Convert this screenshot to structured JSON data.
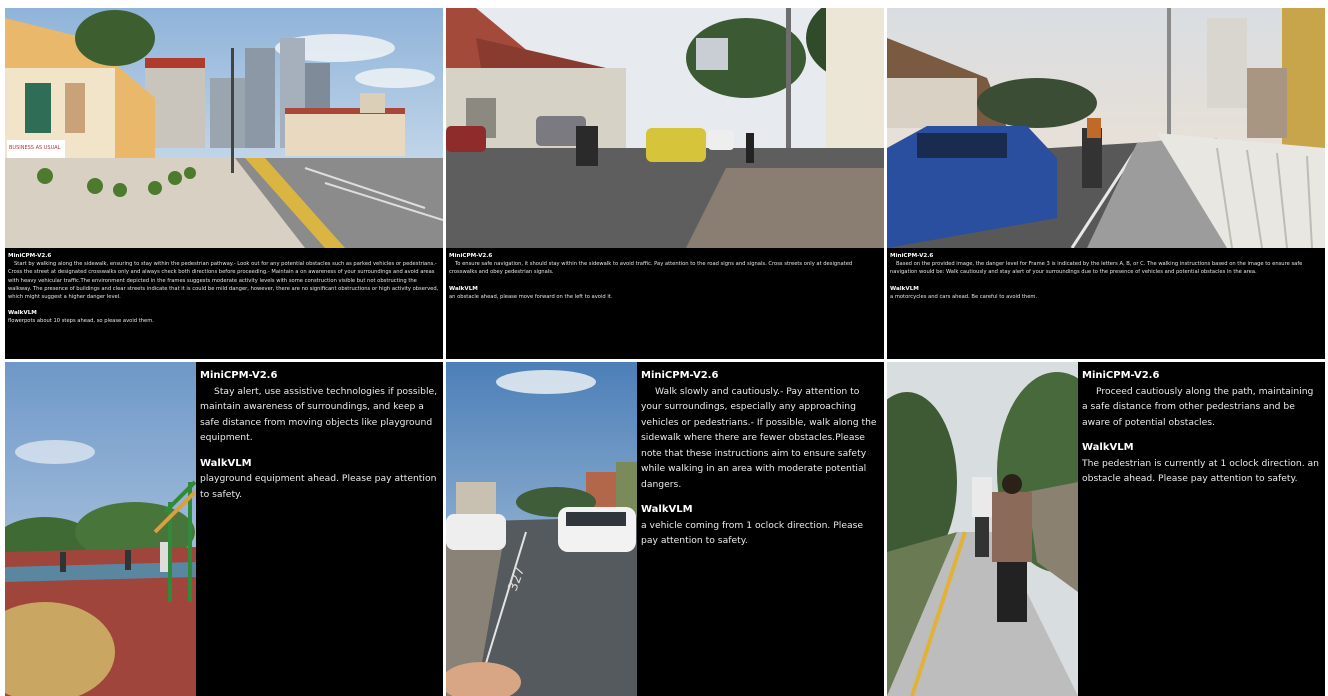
{
  "panels": [
    {
      "model_label": "MiniCPM-V2.6",
      "model_text": "Start by walking along the sidewalk, ensuring to stay within the pedestrian pathway.- Look out for any potential obstacles such as parked vehicles or pedestrians.- Cross the street at designated crosswalks only and always check both directions before proceeding.- Maintain a on awareness of your surroundings and avoid areas with heavy vehicular traffic.The environment depicted in the frames suggests moderate activity levels with some construction visible but not obstructing the walkway. The presence of buildings and clear streets indicate that it is could be mild danger, however, there are no significant obstructions or high activity observed, which might suggest a higher danger level.",
      "walk_label": "WalkVLM",
      "walk_text": "flowerpots about 10 steps ahead, so please avoid them.",
      "sign_text": "BUSINESS AS USUAL"
    },
    {
      "model_label": "MiniCPM-V2.6",
      "model_text": "To ensure safe navigation, it should stay within the sidewalk to avoid traffic. Pay attention to the road signs and signals. Cross streets only at designated crosswalks and obey pedestrian signals.",
      "walk_label": "WalkVLM",
      "walk_text": "an obstacle ahead, please move forward on the left to avoid it."
    },
    {
      "model_label": "MiniCPM-V2.6",
      "model_text": "Based on the provided image, the danger level for Frame 3 is indicated by the letters A, B, or C. The walking instructions based on the image to ensure safe navigation would be: Walk cautiously and stay alert of your surroundings due to the presence of vehicles and potential obstacles in the area.",
      "walk_label": "WalkVLM",
      "walk_text": "a motorcycles and cars ahead. Be careful to avoid them."
    },
    {
      "model_label": "MiniCPM-V2.6",
      "model_text": "Stay alert, use assistive technologies if possible, maintain awareness of surroundings, and keep a safe distance from moving objects like playground equipment.",
      "walk_label": "WalkVLM",
      "walk_text": "playground equipment ahead. Please pay attention to safety."
    },
    {
      "model_label": "MiniCPM-V2.6",
      "model_text": "Walk slowly and cautiously.- Pay attention to your surroundings, especially any approaching vehicles or pedestrians.- If possible, walk along the sidewalk where there are fewer obstacles.Please note that these instructions aim to ensure safety while walking in an area with moderate potential dangers.",
      "walk_label": "WalkVLM",
      "walk_text": "a vehicle coming from 1 oclock direction. Please pay attention to safety.",
      "road_text": "327"
    },
    {
      "model_label": "MiniCPM-V2.6",
      "model_text": "Proceed cautiously along the path, maintaining a safe distance from other pedestrians and be aware of potential obstacles.",
      "walk_label": "WalkVLM",
      "walk_text": "The pedestrian is currently at 1 oclock direction. an obstacle ahead. Please pay attention to safety."
    }
  ]
}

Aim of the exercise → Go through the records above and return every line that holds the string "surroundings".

Answer →
      "model_text": "Start by walking along the sidewalk, ensuring to stay within the pedestrian pathway.- Look out for any potential obstacles such as parked vehicles or pedestrians.- Cross the street at designated crosswalks only and always check both directions before proceeding.- Maintain a on awareness of your surroundings and avoid areas with heavy vehicular traffic.The environment depicted in the frames suggests moderate activity levels with some construction visible but not obstructing the walkway. The presence of buildings and clear streets indicate that it is could be mild danger, however, there are no significant obstructions or high activity observed, which might suggest a higher danger level.",
      "model_text": "Based on the provided image, the danger level for Frame 3 is indicated by the letters A, B, or C. The walking instructions based on the image to ensure safe navigation would be: Walk cautiously and stay alert of your surroundings due to the presence of vehicles and potential obstacles in the area.",
      "model_text": "Stay alert, use assistive technologies if possible, maintain awareness of surroundings, and keep a safe distance from moving objects like playground equipment.",
      "model_text": "Walk slowly and cautiously.- Pay attention to your surroundings, especially any approaching vehicles or pedestrians.- If possible, walk along the sidewalk where there are fewer obstacles.Please note that these instructions aim to ensure safety while walking in an area with moderate potential dangers.",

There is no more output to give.